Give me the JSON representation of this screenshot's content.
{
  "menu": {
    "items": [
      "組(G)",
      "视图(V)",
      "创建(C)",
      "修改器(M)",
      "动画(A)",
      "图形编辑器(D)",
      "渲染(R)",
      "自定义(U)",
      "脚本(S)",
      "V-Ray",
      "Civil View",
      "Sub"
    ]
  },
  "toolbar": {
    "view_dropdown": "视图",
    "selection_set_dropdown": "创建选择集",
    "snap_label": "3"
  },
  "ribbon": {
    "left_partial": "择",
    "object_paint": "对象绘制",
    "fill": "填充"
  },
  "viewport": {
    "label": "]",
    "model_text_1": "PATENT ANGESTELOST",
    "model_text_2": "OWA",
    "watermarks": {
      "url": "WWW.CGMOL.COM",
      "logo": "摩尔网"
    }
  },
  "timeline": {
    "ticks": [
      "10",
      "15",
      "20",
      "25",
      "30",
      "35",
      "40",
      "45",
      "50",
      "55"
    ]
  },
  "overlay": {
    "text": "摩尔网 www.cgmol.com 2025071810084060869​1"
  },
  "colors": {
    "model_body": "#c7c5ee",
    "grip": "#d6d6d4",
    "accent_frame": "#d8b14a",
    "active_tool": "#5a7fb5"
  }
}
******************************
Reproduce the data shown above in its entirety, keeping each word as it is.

Give me the JSON representation of this screenshot's content.
{
  "menu": {
    "items": [
      "組(G)",
      "视图(V)",
      "创建(C)",
      "修改器(M)",
      "动画(A)",
      "图形编辑器(D)",
      "渲染(R)",
      "自定义(U)",
      "脚本(S)",
      "V-Ray",
      "Civil View",
      "Sub"
    ]
  },
  "toolbar": {
    "view_dropdown": "视图",
    "selection_set_dropdown": "创建选择集",
    "snap_label": "3"
  },
  "ribbon": {
    "left_partial": "择",
    "object_paint": "对象绘制",
    "fill": "填充"
  },
  "viewport": {
    "label": "]",
    "model_text_1": "PATENT ANGESTELOST",
    "model_text_2": "OWA",
    "watermarks": {
      "url": "WWW.CGMOL.COM",
      "logo": "摩尔网"
    }
  },
  "timeline": {
    "ticks": [
      "10",
      "15",
      "20",
      "25",
      "30",
      "35",
      "40",
      "45",
      "50",
      "55"
    ]
  },
  "overlay": {
    "text": "摩尔网 www.cgmol.com 2025071810084060869​1"
  },
  "colors": {
    "model_body": "#c7c5ee",
    "grip": "#d6d6d4",
    "accent_frame": "#d8b14a",
    "active_tool": "#5a7fb5"
  }
}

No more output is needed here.